The amortizable bond premium is a tax term referring to the excess premium paid over and above the face value of a bond. Depending on the type of bond, the premium can be tax deductible and amortized over the life of the bond on a pro-rata basis.

## Breaking Down Amortizable Bond Premium

A bond premium occurs when the price of the bond has increased in the secondary market due to a drop in market interest rates. A bond sold at a premium to par has a market price that is above the face value amount. The difference between the bond's carrying value and the bond's face value is the premium of the bond. For example, a bond that has a face value of $1,000 but is sold for $1,050 has a $50 premium. Over time, as the bond premium approaches maturity, the value of the bond falls until it is at par on the maturity date. The gradual decrease in the value of the bond is called amortization.

For a bond investor, the premium paid for a bond represents part of the cost basis of the bond, for tax purposes. If the bond pays taxable interest, the bondholder can choose to amortize the premium, that is, use a part of the premium to reduce the amount of interest income included for taxes. Those who invest in taxable premium bonds typically benefit from amortizing the premium, because the amount amortized can be used to offset the interest income from the bond, which will reduce the amount of taxable income the investor will have to pay with respect to the bond. The cost basis of the taxable bond is reduced by the amount of premium amortized each year.

In a case where the bond pays tax-exempt interest, the bond investor must amortize the bond premium. Although this amortized amount is not deductible in determining taxable income, the taxpayer must reduce his or her basis in the bond by the amortization for the year. The IRS requires that the constant yield method be used to amortize a bond premium every year.

## Amortizing Bond Premium Using the Constant Yield Method

The constant yield method amortizes a bond premium by multiplying the adjusted basis by the yield at issuance and then subtracting the coupon interest.

Accrual = Purchase Basis x (YTM /Accrual periods per year) – Coupon Interest

It is used to determine the bond premium amortization for each accrual period. The first step in calculating the premium amortization is to determine the yield to maturity (YTM), which is the discount rate that equates the present value of all remaining payments to be made on the bond to the basis in the bond.

For example, consider an investor that purchased a bond for $10,150. The bond has a five-year maturity date and a par value of $10,000. It pays 5% coupon rate semi-annually and has a yield to maturity of 3.5%. Let’s calculate the amortization for the first period and second period.

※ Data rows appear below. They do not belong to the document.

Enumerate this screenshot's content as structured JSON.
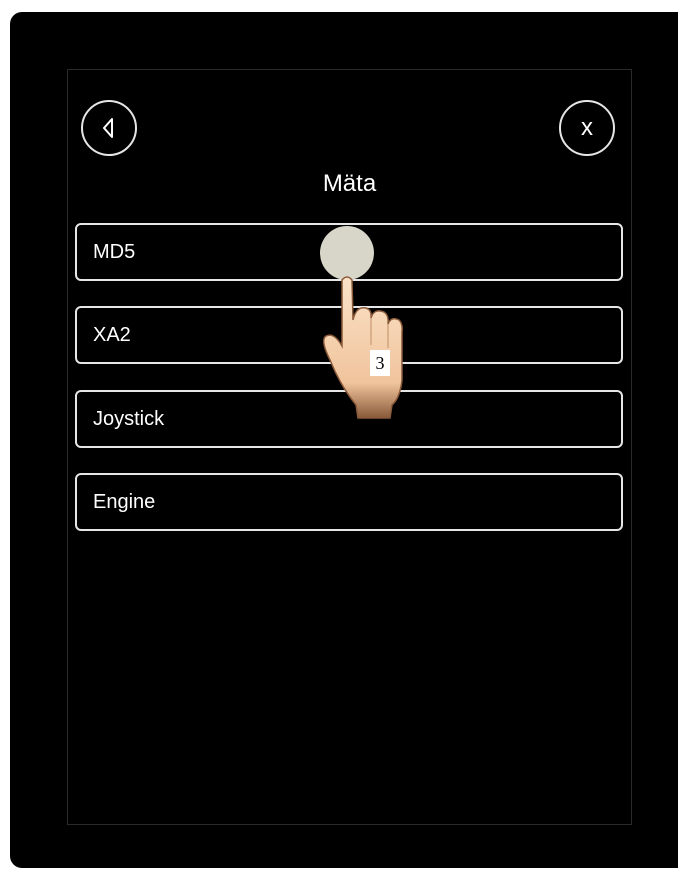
{
  "header": {
    "title": "Mäta",
    "back_icon": "back-arrow-icon",
    "close_icon": "close-icon",
    "close_glyph": "x"
  },
  "menu": {
    "items": [
      {
        "label": "MD5"
      },
      {
        "label": "XA2"
      },
      {
        "label": "Joystick"
      },
      {
        "label": "Engine"
      }
    ]
  },
  "overlay": {
    "icon": "tap-hand-icon",
    "step_number": "3"
  },
  "colors": {
    "background": "#000000",
    "border": "#e6e6e6",
    "text": "#ffffff",
    "tap_indicator": "#d8d6c8"
  }
}
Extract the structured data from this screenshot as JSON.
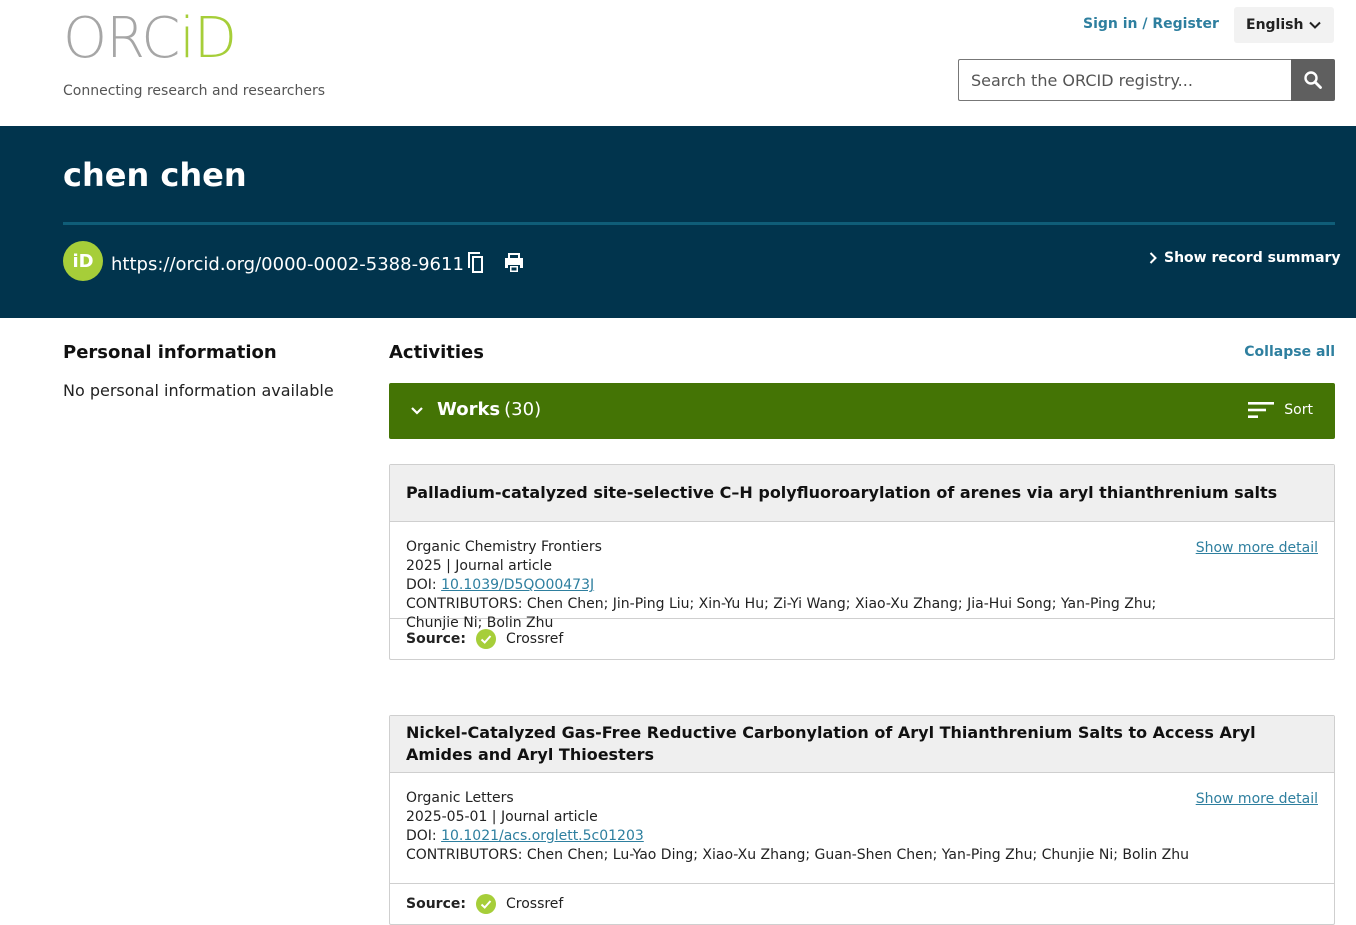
{
  "header": {
    "logo_part1": "ORC",
    "logo_part2": "iD",
    "tagline": "Connecting research and researchers",
    "signin_label": "Sign in / Register",
    "language": "English",
    "search_placeholder": "Search the ORCID registry..."
  },
  "banner": {
    "name": "chen chen",
    "id_badge": "iD",
    "orcid_url": "https://orcid.org/0000-0002-5388-9611",
    "summary_label": "Show record summary"
  },
  "personal": {
    "title": "Personal information",
    "text": "No personal information available"
  },
  "activities": {
    "title": "Activities",
    "collapse_label": "Collapse all",
    "works_label": "Works",
    "works_count": "(30)",
    "sort_label": "Sort"
  },
  "works": [
    {
      "title": "Palladium-catalyzed site-selective C–H polyfluoroarylation of arenes via aryl thianthrenium salts",
      "journal": "Organic Chemistry Frontiers",
      "date_type": "2025 | Journal article",
      "doi_label": "DOI: ",
      "doi": "10.1039/D5QO00473J",
      "contributors": "CONTRIBUTORS: Chen Chen; Jin-Ping Liu; Xin-Yu Hu; Zi-Yi Wang; Xiao-Xu Zhang; Jia-Hui Song; Yan-Ping Zhu; Chunjie Ni; Bolin Zhu",
      "more_label": "Show more detail",
      "source_label": "Source",
      "source": "Crossref"
    },
    {
      "title": "Nickel-Catalyzed Gas-Free Reductive Carbonylation of Aryl Thianthrenium Salts to Access Aryl Amides and Aryl Thioesters",
      "journal": "Organic Letters",
      "date_type": "2025-05-01 | Journal article",
      "doi_label": "DOI: ",
      "doi": "10.1021/acs.orglett.5c01203",
      "contributors": "CONTRIBUTORS: Chen Chen; Lu-Yao Ding; Xiao-Xu Zhang; Guan-Shen Chen; Yan-Ping Zhu; Chunjie Ni; Bolin Zhu",
      "more_label": "Show more detail",
      "source_label": "Source",
      "source": "Crossref"
    }
  ],
  "colors": {
    "banner": "#01344d",
    "works_bar": "#447405",
    "orcid_green": "#a6ce39",
    "link": "#2e7f9f"
  }
}
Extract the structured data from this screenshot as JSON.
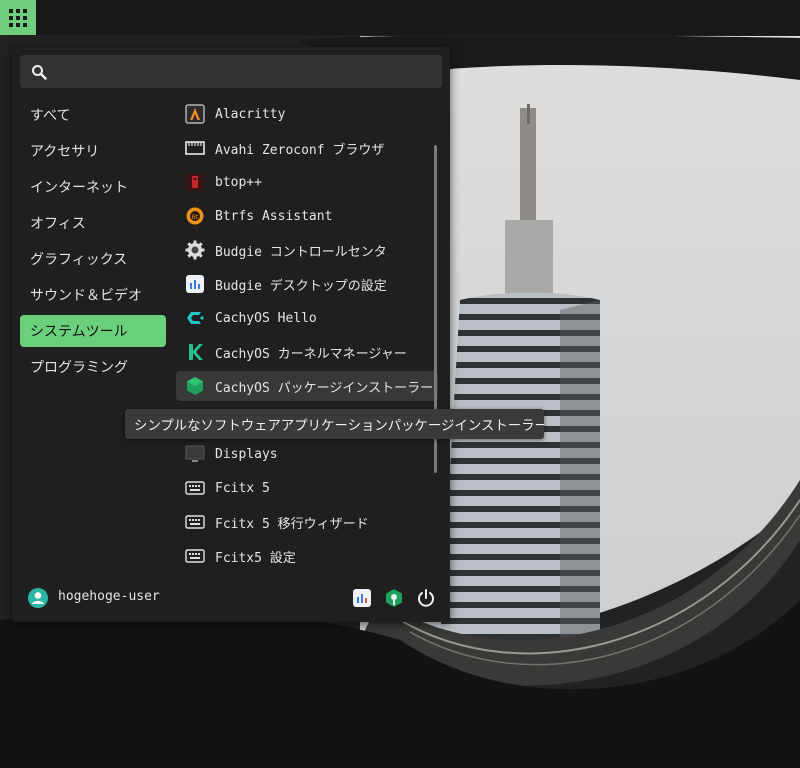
{
  "panel": {
    "menu_button_icon": "grid-icon"
  },
  "search": {
    "icon": "search-icon",
    "placeholder": "",
    "value": ""
  },
  "categories": [
    {
      "label": "すべて",
      "active": false
    },
    {
      "label": "アクセサリ",
      "active": false
    },
    {
      "label": "インターネット",
      "active": false
    },
    {
      "label": "オフィス",
      "active": false
    },
    {
      "label": "グラフィックス",
      "active": false
    },
    {
      "label": "サウンド＆ビデオ",
      "active": false
    },
    {
      "label": "システムツール",
      "active": true
    },
    {
      "label": "プログラミング",
      "active": false
    }
  ],
  "apps": [
    {
      "label": "Alacritty",
      "icon": "alacritty-icon"
    },
    {
      "label": "Avahi Zeroconf ブラウザ",
      "icon": "network-icon"
    },
    {
      "label": "btop++",
      "icon": "btop-icon"
    },
    {
      "label": "Btrfs Assistant",
      "icon": "btrfs-icon"
    },
    {
      "label": "Budgie コントロールセンタ",
      "icon": "gear-icon"
    },
    {
      "label": "Budgie デスクトップの設定",
      "icon": "desktop-settings-icon"
    },
    {
      "label": "CachyOS Hello",
      "icon": "cachyos-icon"
    },
    {
      "label": "CachyOS カーネルマネージャー",
      "icon": "kernel-manager-icon"
    },
    {
      "label": "CachyOS パッケージインストーラー",
      "icon": "package-installer-icon",
      "hover": true
    },
    {
      "label": "",
      "icon": "hidden-app-icon"
    },
    {
      "label": "Displays",
      "icon": "monitor-icon"
    },
    {
      "label": "Fcitx 5",
      "icon": "keyboard-icon"
    },
    {
      "label": "Fcitx 5 移行ウィザード",
      "icon": "keyboard-icon"
    },
    {
      "label": "Fcitx5 設定",
      "icon": "keyboard-icon"
    }
  ],
  "tooltip": {
    "text": "シンプルなソフトウェアアプリケーションパッケージインストーラー"
  },
  "user": {
    "name": "hogehoge-user",
    "icon": "user-avatar-icon"
  },
  "footer_buttons": [
    {
      "name": "settings-button",
      "icon": "desktop-settings-icon"
    },
    {
      "name": "software-button",
      "icon": "package-installer-icon"
    },
    {
      "name": "power-button",
      "icon": "power-icon"
    }
  ],
  "colors": {
    "accent": "#6ad07c",
    "menu_bg": "#1f1f1f",
    "panel_bg": "#181818"
  }
}
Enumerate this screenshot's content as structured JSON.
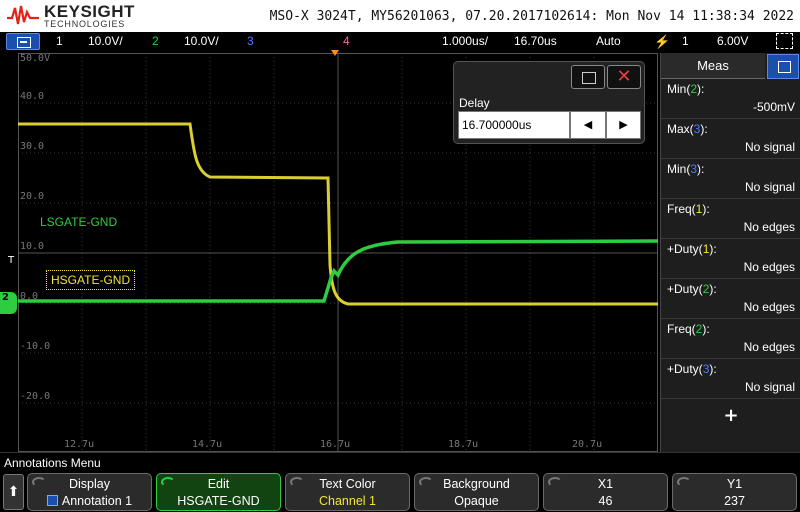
{
  "header": {
    "brand": "KEYSIGHT",
    "brand_sub": "TECHNOLOGIES",
    "info": "MSO-X 3024T, MY56201063, 07.20.2017102614: Mon Nov 14 11:38:34 2022"
  },
  "channel_bar": {
    "ch1_num": "1",
    "ch1_scale": "10.0V/",
    "ch2_num": "2",
    "ch2_scale": "10.0V/",
    "ch3_num": "3",
    "ch4_num": "4",
    "timebase": "1.000us/",
    "delay": "16.70us",
    "mode": "Auto",
    "trig_ch": "1",
    "trig_level": "6.00V",
    "colors": {
      "ch1": "#f2e535",
      "ch2": "#2ecc40",
      "ch3": "#4f7bff",
      "ch4": "#ff5fa8"
    }
  },
  "plot": {
    "y_labels": [
      "50.0V",
      "40.0",
      "30.0",
      "20.0",
      "10.0",
      "0.0",
      "-10.0",
      "-20.0"
    ],
    "x_labels": [
      "12.7u",
      "14.7u",
      "16.7u",
      "18.7u",
      "20.7u"
    ],
    "annotation_ls": "LSGATE-GND",
    "annotation_hs": "HSGATE-GND",
    "trig_marker": "T",
    "ch2_marker": "2"
  },
  "delay_dialog": {
    "label": "Delay",
    "value": "16.700000us",
    "left_icon": "◀",
    "right_icon": "▶",
    "close_icon": "✕"
  },
  "meas": {
    "title": "Meas",
    "items": [
      {
        "name": "Min(",
        "ch": "2",
        "color": "#2ecc40",
        "value": "-500mV"
      },
      {
        "name": "Max(",
        "ch": "3",
        "color": "#4f7bff",
        "value": "No signal"
      },
      {
        "name": "Min(",
        "ch": "3",
        "color": "#4f7bff",
        "value": "No signal"
      },
      {
        "name": "Freq(",
        "ch": "1",
        "color": "#f2e535",
        "value": "No edges"
      },
      {
        "name": "+Duty(",
        "ch": "1",
        "color": "#f2e535",
        "value": "No edges"
      },
      {
        "name": "+Duty(",
        "ch": "2",
        "color": "#2ecc40",
        "value": "No edges"
      },
      {
        "name": "Freq(",
        "ch": "2",
        "color": "#2ecc40",
        "value": "No edges"
      },
      {
        "name": "+Duty(",
        "ch": "3",
        "color": "#4f7bff",
        "value": "No signal"
      }
    ],
    "add": "+"
  },
  "menu": {
    "title": "Annotations Menu",
    "up_icon": "⬆",
    "softkeys": [
      {
        "l1": "Display",
        "l2": "Annotation 1"
      },
      {
        "l1": "Edit",
        "l2": "HSGATE-GND"
      },
      {
        "l1": "Text Color",
        "l2": "Channel 1"
      },
      {
        "l1": "Background",
        "l2": "Opaque"
      },
      {
        "l1": "X1",
        "l2": "46"
      },
      {
        "l1": "Y1",
        "l2": "237"
      }
    ]
  }
}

Since this bond makes semi-annual payments, the first period is the first 6 months after which the first coupon payment is made. The second period is the next six months, after which the investor receives the second coupon payment. And so on. Since we’re assuming a six-month accrual period, the yield and coupon rate will be divided by 2. Following our example, the yield used to amortize the bond premium is 3.5%/2 = 1.75%, and the coupon payment per period is 5%/2 x $10,000 = $250. The amortization for period 1 is:

Accrual_{period1} = ($10,150 x 1.75%) - $250

Accrual_{period1} = $177.63 - $250

Accrual_{period1} = -$72.38

The bond’s basis for the second period is the purchase price plus the accrual in the first period, that is, $10,150 - $72.38 = $10,077.62.

Accrual_{period2} = ($10,077.62 x 1.75%) - $250

Accrual_{period2} = $176.36 - $250

Accrual_{period2} = -$73.64

Intuitively, a bond purchased at a premium has a negative accrual; in other words, the basis amortizes. For the remaining 8 periods (there are 10 accrual or payment periods for a semi-annual bond with a maturity of 5 years), use the same structure presented above to calculate the amortizable bond premium.